*** Record set Section Begins ***
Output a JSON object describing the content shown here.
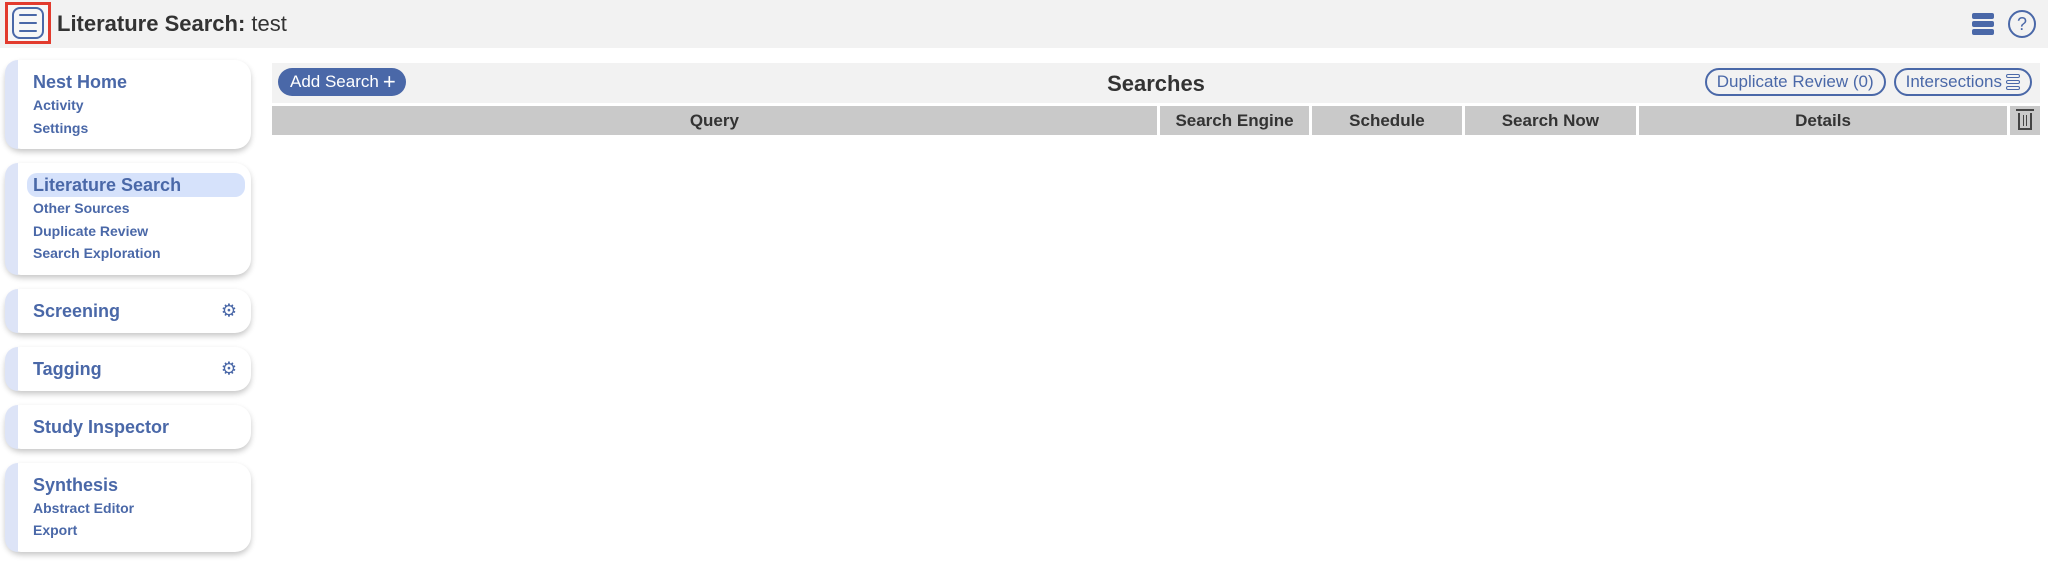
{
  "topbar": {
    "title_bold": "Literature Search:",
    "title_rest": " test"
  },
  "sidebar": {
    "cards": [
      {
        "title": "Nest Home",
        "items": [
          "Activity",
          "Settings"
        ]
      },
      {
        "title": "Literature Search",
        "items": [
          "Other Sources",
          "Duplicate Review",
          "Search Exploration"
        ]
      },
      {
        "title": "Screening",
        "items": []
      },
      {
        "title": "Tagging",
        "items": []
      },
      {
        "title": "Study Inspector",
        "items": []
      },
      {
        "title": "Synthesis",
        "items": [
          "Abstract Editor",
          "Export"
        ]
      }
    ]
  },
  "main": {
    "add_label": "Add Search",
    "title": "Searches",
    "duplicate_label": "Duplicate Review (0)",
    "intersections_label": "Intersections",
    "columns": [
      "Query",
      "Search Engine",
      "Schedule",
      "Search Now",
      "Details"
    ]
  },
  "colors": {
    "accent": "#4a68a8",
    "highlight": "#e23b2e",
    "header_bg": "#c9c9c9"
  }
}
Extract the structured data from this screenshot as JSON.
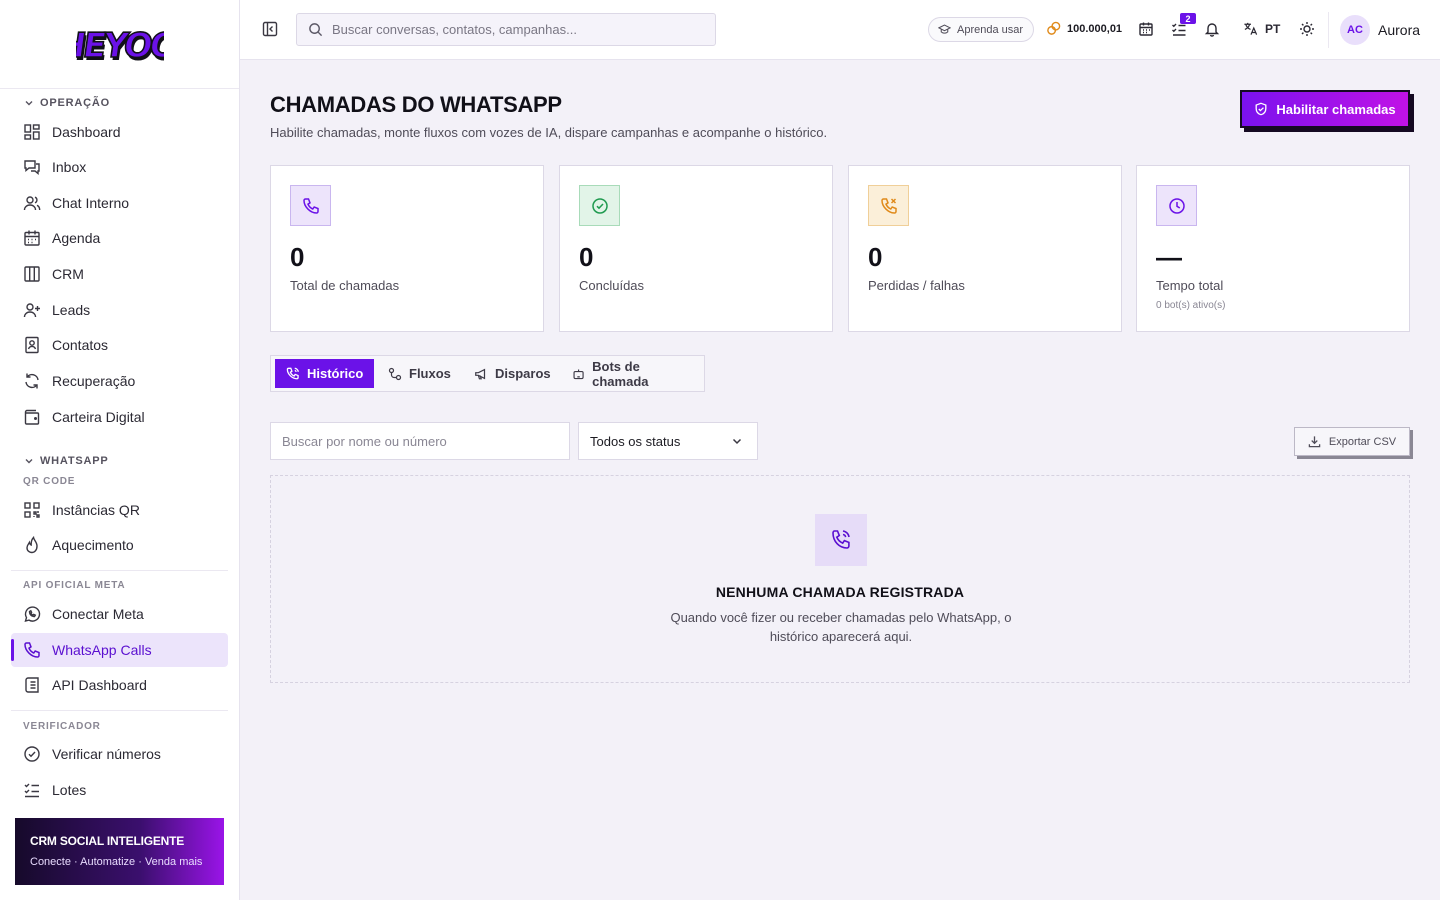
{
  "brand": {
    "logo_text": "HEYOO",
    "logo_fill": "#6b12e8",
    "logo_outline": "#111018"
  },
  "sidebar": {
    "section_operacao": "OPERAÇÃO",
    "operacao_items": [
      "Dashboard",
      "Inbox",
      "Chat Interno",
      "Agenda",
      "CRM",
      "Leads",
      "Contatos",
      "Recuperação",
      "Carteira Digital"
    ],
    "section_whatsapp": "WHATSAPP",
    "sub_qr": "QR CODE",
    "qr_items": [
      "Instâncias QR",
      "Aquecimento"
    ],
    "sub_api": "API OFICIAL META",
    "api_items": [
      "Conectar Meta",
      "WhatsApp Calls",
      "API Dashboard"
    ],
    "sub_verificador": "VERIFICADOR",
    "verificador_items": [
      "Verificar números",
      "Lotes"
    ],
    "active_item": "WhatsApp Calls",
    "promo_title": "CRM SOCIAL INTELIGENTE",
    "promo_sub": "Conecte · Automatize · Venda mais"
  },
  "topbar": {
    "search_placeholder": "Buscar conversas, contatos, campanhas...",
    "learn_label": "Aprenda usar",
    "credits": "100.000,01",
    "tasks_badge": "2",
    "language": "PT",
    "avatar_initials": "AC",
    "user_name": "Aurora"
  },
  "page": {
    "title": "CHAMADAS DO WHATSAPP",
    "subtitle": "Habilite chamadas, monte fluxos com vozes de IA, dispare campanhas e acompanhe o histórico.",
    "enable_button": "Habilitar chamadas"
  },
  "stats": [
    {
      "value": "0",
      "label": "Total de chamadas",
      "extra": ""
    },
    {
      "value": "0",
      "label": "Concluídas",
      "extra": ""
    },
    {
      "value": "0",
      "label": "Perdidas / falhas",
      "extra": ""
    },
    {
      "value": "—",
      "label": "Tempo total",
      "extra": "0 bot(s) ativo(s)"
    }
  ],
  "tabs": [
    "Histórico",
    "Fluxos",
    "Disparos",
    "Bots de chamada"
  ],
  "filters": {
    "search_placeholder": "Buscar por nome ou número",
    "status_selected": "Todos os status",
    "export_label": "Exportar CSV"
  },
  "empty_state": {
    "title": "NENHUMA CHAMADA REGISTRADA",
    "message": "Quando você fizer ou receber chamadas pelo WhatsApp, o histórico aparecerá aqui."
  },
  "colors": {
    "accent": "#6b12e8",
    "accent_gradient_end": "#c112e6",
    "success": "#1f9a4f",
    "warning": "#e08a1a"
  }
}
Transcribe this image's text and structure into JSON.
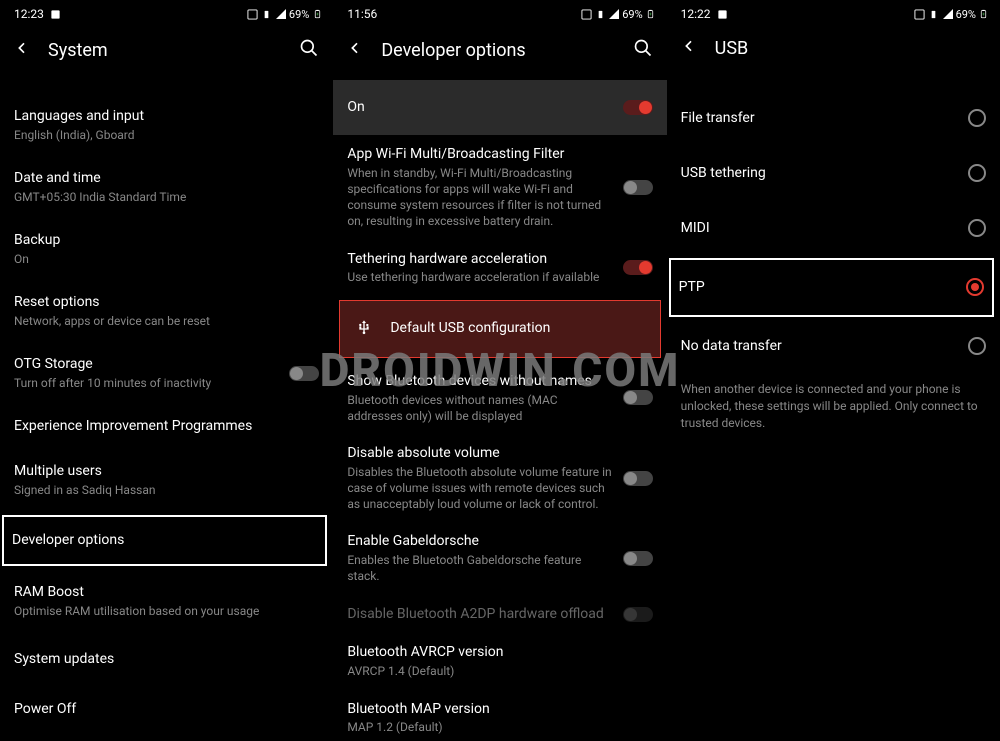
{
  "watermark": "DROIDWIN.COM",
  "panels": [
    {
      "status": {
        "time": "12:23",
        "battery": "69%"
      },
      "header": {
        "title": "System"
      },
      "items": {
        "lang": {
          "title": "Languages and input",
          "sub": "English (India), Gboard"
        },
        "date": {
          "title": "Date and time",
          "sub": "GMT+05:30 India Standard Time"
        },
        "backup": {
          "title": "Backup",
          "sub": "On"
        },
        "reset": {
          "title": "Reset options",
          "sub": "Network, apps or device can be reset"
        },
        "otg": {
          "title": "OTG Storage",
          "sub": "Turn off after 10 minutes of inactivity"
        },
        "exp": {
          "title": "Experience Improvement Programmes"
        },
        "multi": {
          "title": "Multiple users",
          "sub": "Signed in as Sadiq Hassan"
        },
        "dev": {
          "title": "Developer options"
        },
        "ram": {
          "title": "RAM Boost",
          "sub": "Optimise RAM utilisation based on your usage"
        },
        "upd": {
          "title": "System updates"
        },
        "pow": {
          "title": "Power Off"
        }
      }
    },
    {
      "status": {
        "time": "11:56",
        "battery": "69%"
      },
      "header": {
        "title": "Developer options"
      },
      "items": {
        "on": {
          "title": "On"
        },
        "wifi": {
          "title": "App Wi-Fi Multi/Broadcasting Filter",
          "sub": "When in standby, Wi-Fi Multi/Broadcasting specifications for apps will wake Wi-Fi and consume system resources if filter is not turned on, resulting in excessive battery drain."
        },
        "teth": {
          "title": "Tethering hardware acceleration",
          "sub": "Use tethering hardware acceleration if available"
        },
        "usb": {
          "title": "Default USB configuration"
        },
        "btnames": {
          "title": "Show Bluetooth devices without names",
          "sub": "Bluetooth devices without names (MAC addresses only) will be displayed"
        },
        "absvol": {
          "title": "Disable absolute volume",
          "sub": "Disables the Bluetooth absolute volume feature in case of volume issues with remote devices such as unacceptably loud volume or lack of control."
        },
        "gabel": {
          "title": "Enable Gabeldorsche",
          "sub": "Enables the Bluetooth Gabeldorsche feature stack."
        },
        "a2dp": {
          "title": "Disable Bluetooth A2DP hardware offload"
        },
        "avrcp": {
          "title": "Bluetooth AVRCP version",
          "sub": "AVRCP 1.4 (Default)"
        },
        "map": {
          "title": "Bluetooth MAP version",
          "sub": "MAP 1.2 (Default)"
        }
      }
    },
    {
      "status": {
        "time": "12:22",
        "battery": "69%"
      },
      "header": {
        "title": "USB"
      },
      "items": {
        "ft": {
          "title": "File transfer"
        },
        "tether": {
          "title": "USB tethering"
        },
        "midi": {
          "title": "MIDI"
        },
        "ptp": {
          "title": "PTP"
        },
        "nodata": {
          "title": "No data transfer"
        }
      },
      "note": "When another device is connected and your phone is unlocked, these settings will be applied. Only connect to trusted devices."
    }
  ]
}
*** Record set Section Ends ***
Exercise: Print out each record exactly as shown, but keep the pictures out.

Response area:
Output a JSON object describing the content shown here.
{
  "topbar": {
    "title_bold": "Literature Search:",
    "title_rest": " test"
  },
  "sidebar": {
    "cards": [
      {
        "title": "Nest Home",
        "items": [
          "Activity",
          "Settings"
        ]
      },
      {
        "title": "Literature Search",
        "items": [
          "Other Sources",
          "Duplicate Review",
          "Search Exploration"
        ]
      },
      {
        "title": "Screening",
        "items": []
      },
      {
        "title": "Tagging",
        "items": []
      },
      {
        "title": "Study Inspector",
        "items": []
      },
      {
        "title": "Synthesis",
        "items": [
          "Abstract Editor",
          "Export"
        ]
      }
    ]
  },
  "main": {
    "add_label": "Add Search",
    "title": "Searches",
    "duplicate_label": "Duplicate Review (0)",
    "intersections_label": "Intersections",
    "columns": [
      "Query",
      "Search Engine",
      "Schedule",
      "Search Now",
      "Details"
    ]
  },
  "colors": {
    "accent": "#4a68a8",
    "highlight": "#e23b2e",
    "header_bg": "#c9c9c9"
  }
}
Extract the structured data from this screenshot as JSON.
{
  "brand": {
    "logo_text": "HEYOO",
    "logo_fill": "#6b12e8",
    "logo_outline": "#111018"
  },
  "sidebar": {
    "section_operacao": "OPERAÇÃO",
    "operacao_items": [
      "Dashboard",
      "Inbox",
      "Chat Interno",
      "Agenda",
      "CRM",
      "Leads",
      "Contatos",
      "Recuperação",
      "Carteira Digital"
    ],
    "section_whatsapp": "WHATSAPP",
    "sub_qr": "QR CODE",
    "qr_items": [
      "Instâncias QR",
      "Aquecimento"
    ],
    "sub_api": "API OFICIAL META",
    "api_items": [
      "Conectar Meta",
      "WhatsApp Calls",
      "API Dashboard"
    ],
    "sub_verificador": "VERIFICADOR",
    "verificador_items": [
      "Verificar números",
      "Lotes"
    ],
    "active_item": "WhatsApp Calls",
    "promo_title": "CRM SOCIAL INTELIGENTE",
    "promo_sub": "Conecte · Automatize · Venda mais"
  },
  "topbar": {
    "search_placeholder": "Buscar conversas, contatos, campanhas...",
    "learn_label": "Aprenda usar",
    "credits": "100.000,01",
    "tasks_badge": "2",
    "language": "PT",
    "avatar_initials": "AC",
    "user_name": "Aurora"
  },
  "page": {
    "title": "CHAMADAS DO WHATSAPP",
    "subtitle": "Habilite chamadas, monte fluxos com vozes de IA, dispare campanhas e acompanhe o histórico.",
    "enable_button": "Habilitar chamadas"
  },
  "stats": [
    {
      "value": "0",
      "label": "Total de chamadas",
      "extra": ""
    },
    {
      "value": "0",
      "label": "Concluídas",
      "extra": ""
    },
    {
      "value": "0",
      "label": "Perdidas / falhas",
      "extra": ""
    },
    {
      "value": "—",
      "label": "Tempo total",
      "extra": "0 bot(s) ativo(s)"
    }
  ],
  "tabs": [
    "Histórico",
    "Fluxos",
    "Disparos",
    "Bots de chamada"
  ],
  "filters": {
    "search_placeholder": "Buscar por nome ou número",
    "status_selected": "Todos os status",
    "export_label": "Exportar CSV"
  },
  "empty_state": {
    "title": "NENHUMA CHAMADA REGISTRADA",
    "message": "Quando você fizer ou receber chamadas pelo WhatsApp, o histórico aparecerá aqui."
  },
  "colors": {
    "accent": "#6b12e8",
    "accent_gradient_end": "#c112e6",
    "success": "#1f9a4f",
    "warning": "#e08a1a"
  }
}
Transcribe this image's text and structure into JSON.
{
  "watermark": "DROIDWIN.COM",
  "panels": [
    {
      "status": {
        "time": "12:23",
        "battery": "69%"
      },
      "header": {
        "title": "System"
      },
      "items": {
        "lang": {
          "title": "Languages and input",
          "sub": "English (India), Gboard"
        },
        "date": {
          "title": "Date and time",
          "sub": "GMT+05:30 India Standard Time"
        },
        "backup": {
          "title": "Backup",
          "sub": "On"
        },
        "reset": {
          "title": "Reset options",
          "sub": "Network, apps or device can be reset"
        },
        "otg": {
          "title": "OTG Storage",
          "sub": "Turn off after 10 minutes of inactivity"
        },
        "exp": {
          "title": "Experience Improvement Programmes"
        },
        "multi": {
          "title": "Multiple users",
          "sub": "Signed in as Sadiq Hassan"
        },
        "dev": {
          "title": "Developer options"
        },
        "ram": {
          "title": "RAM Boost",
          "sub": "Optimise RAM utilisation based on your usage"
        },
        "upd": {
          "title": "System updates"
        },
        "pow": {
          "title": "Power Off"
        }
      }
    },
    {
      "status": {
        "time": "11:56",
        "battery": "69%"
      },
      "header": {
        "title": "Developer options"
      },
      "items": {
        "on": {
          "title": "On"
        },
        "wifi": {
          "title": "App Wi-Fi Multi/Broadcasting Filter",
          "sub": "When in standby, Wi-Fi Multi/Broadcasting specifications for apps will wake Wi-Fi and consume system resources if filter is not turned on, resulting in excessive battery drain."
        },
        "teth": {
          "title": "Tethering hardware acceleration",
          "sub": "Use tethering hardware acceleration if available"
        },
        "usb": {
          "title": "Default USB configuration"
        },
        "btnames": {
          "title": "Show Bluetooth devices without names",
          "sub": "Bluetooth devices without names (MAC addresses only) will be displayed"
        },
        "absvol": {
          "title": "Disable absolute volume",
          "sub": "Disables the Bluetooth absolute volume feature in case of volume issues with remote devices such as unacceptably loud volume or lack of control."
        },
        "gabel": {
          "title": "Enable Gabeldorsche",
          "sub": "Enables the Bluetooth Gabeldorsche feature stack."
        },
        "a2dp": {
          "title": "Disable Bluetooth A2DP hardware offload"
        },
        "avrcp": {
          "title": "Bluetooth AVRCP version",
          "sub": "AVRCP 1.4 (Default)"
        },
        "map": {
          "title": "Bluetooth MAP version",
          "sub": "MAP 1.2 (Default)"
        }
      }
    },
    {
      "status": {
        "time": "12:22",
        "battery": "69%"
      },
      "header": {
        "title": "USB"
      },
      "items": {
        "ft": {
          "title": "File transfer"
        },
        "tether": {
          "title": "USB tethering"
        },
        "midi": {
          "title": "MIDI"
        },
        "ptp": {
          "title": "PTP"
        },
        "nodata": {
          "title": "No data transfer"
        }
      },
      "note": "When another device is connected and your phone is unlocked, these settings will be applied. Only connect to trusted devices."
    }
  ]
}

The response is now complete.